Several hundred farmers and growers staged a noisy but peaceful protest outside the Agriculture ministry in Madrid on Wednesday. For a time the traffic was halted.
The protesters were complaining about what they say are prices for their produce below the cost of production. They claim that others in the supply chain, including the large supermarkets, are making excessive profit at their expense.
"Agriculture workers don't want politics. We've been in a crisis for 40 years and we want fair prices," said their spokesperson, who is a member of a farming cooperative.
Farmers want the government to fix a price for perishable produce which is linked to the cost of production and for selling at a loss to be banned. In addition, they are campaigning against cutbacks in government and EU subsidies.
One demonstrator, a fifth-generation beekeeper, said that he was worried about the future of his business and that "we have to sell the honey for less than it costs us to make it".
The minister for Agriculture, Luis Planas, has already ruled out fixing minimum prices but has asked for a general effort across society to give farmers a better income. On Wednesday, he was with supermarket chain Carrefour as part of a series of meetings reaching out to big companies now there is a new government.
The final price of produce in supermarkets is generally four times what farmers get paid to grow produce. The most extreme case is potatoes, which are sold for 0.17 euros a kilo but in shops at 1.25 euros.

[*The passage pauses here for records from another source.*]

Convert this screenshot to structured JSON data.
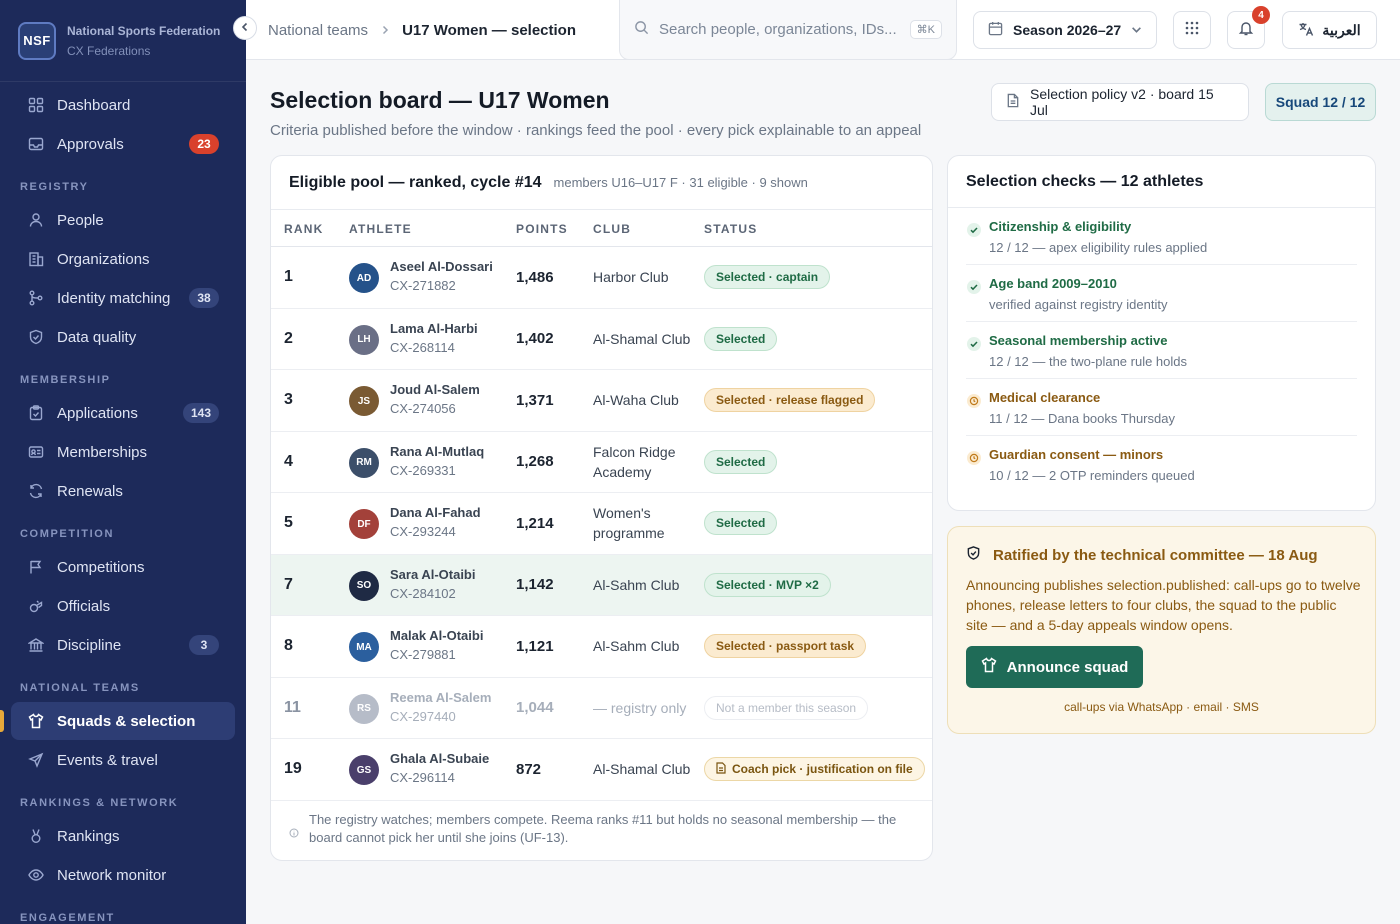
{
  "brand": {
    "logo": "NSF",
    "name": "National Sports Federation",
    "sub": "CX Federations"
  },
  "nav": {
    "dashboard": "Dashboard",
    "approvals": {
      "label": "Approvals",
      "count": "23"
    },
    "registry_section": "REGISTRY",
    "people": "People",
    "organizations": "Organizations",
    "identity": {
      "label": "Identity matching",
      "count": "38"
    },
    "data_quality": "Data quality",
    "membership_section": "MEMBERSHIP",
    "applications": {
      "label": "Applications",
      "count": "143"
    },
    "memberships": "Memberships",
    "renewals": "Renewals",
    "competition_section": "COMPETITION",
    "competitions": "Competitions",
    "officials": "Officials",
    "discipline": {
      "label": "Discipline",
      "count": "3"
    },
    "national_section": "NATIONAL TEAMS",
    "squads": "Squads & selection",
    "events": "Events & travel",
    "rankings_section": "RANKINGS & NETWORK",
    "rankings": "Rankings",
    "network": "Network monitor",
    "engagement_section": "ENGAGEMENT"
  },
  "topbar": {
    "breadcrumb_1": "National teams",
    "breadcrumb_2": "U17 Women — selection",
    "search_placeholder": "Search people, organizations, IDs...",
    "search_shortcut": "⌘K",
    "season": "Season 2026–27",
    "notifications_count": "4",
    "language": "العربية"
  },
  "page": {
    "title": "Selection board — U17 Women",
    "subtitle": "Criteria published before the window · rankings feed the pool · every pick explainable to an appeal",
    "policy_button": "Selection policy v2 · board 15 Jul",
    "squad_badge": "Squad 12 / 12"
  },
  "pool": {
    "title": "Eligible pool — ranked, cycle #14",
    "meta": "members U16–U17 F · 31 eligible · 9 shown",
    "columns": {
      "rank": "RANK",
      "athlete": "ATHLETE",
      "points": "POINTS",
      "club": "CLUB",
      "status": "STATUS"
    },
    "rows": [
      {
        "rank": "1",
        "initials": "AD",
        "name": "Aseel Al-Dossari",
        "id": "CX-271882",
        "points": "1,486",
        "club": "Harbor Club",
        "status": "Selected · captain"
      },
      {
        "rank": "2",
        "initials": "LH",
        "name": "Lama Al-Harbi",
        "id": "CX-268114",
        "points": "1,402",
        "club": "Al-Shamal Club",
        "status": "Selected"
      },
      {
        "rank": "3",
        "initials": "JS",
        "name": "Joud Al-Salem",
        "id": "CX-274056",
        "points": "1,371",
        "club": "Al-Waha Club",
        "status": "Selected · release flagged"
      },
      {
        "rank": "4",
        "initials": "RM",
        "name": "Rana Al-Mutlaq",
        "id": "CX-269331",
        "points": "1,268",
        "club": "Falcon Ridge Academy",
        "status": "Selected"
      },
      {
        "rank": "5",
        "initials": "DF",
        "name": "Dana Al-Fahad",
        "id": "CX-293244",
        "points": "1,214",
        "club": "Women's programme",
        "status": "Selected"
      },
      {
        "rank": "7",
        "initials": "SO",
        "name": "Sara Al-Otaibi",
        "id": "CX-284102",
        "points": "1,142",
        "club": "Al-Sahm Club",
        "status": "Selected · MVP ×2"
      },
      {
        "rank": "8",
        "initials": "MA",
        "name": "Malak Al-Otaibi",
        "id": "CX-279881",
        "points": "1,121",
        "club": "Al-Sahm Club",
        "status": "Selected · passport task"
      },
      {
        "rank": "11",
        "initials": "RS",
        "name": "Reema Al-Salem",
        "id": "CX-297440",
        "points": "1,044",
        "club": "— registry only",
        "status": "Not a member this season"
      },
      {
        "rank": "19",
        "initials": "GS",
        "name": "Ghala Al-Subaie",
        "id": "CX-296114",
        "points": "872",
        "club": "Al-Shamal Club",
        "status": "Coach pick · justification on file"
      }
    ],
    "footnote": "The registry watches; members compete. Reema ranks #11 but holds no seasonal membership — the board cannot pick her until she joins (UF-13)."
  },
  "checks": {
    "title": "Selection checks — 12 athletes",
    "items": [
      {
        "title": "Citizenship & eligibility",
        "detail": "12 / 12 — apex eligibility rules applied"
      },
      {
        "title": "Age band 2009–2010",
        "detail": "verified against registry identity"
      },
      {
        "title": "Seasonal membership active",
        "detail": "12 / 12 — the two-plane rule holds"
      },
      {
        "title": "Medical clearance",
        "detail": "11 / 12 — Dana books Thursday"
      },
      {
        "title": "Guardian consent — minors",
        "detail": "10 / 12 — 2 OTP reminders queued"
      }
    ]
  },
  "ratify": {
    "title": "Ratified by the technical committee — 18 Aug",
    "body": "Announcing publishes selection.published: call-ups go to twelve phones, release letters to four clubs, the squad to the public site — and a 5-day appeals window opens.",
    "button": "Announce squad",
    "footer": "call-ups via WhatsApp · email · SMS"
  },
  "colors": {
    "sidebar": "#1d2a5a",
    "accent_green": "#1f6b57",
    "status_green": "#1f6b45",
    "status_amber": "#8a5a12",
    "badge_red": "#d9412c"
  }
}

The demonstration in Madrid was a part of a series of protests across Spain this month as the EU debates likely cuts to the Common Agricultural Policy subsidies now the UK has left the EU.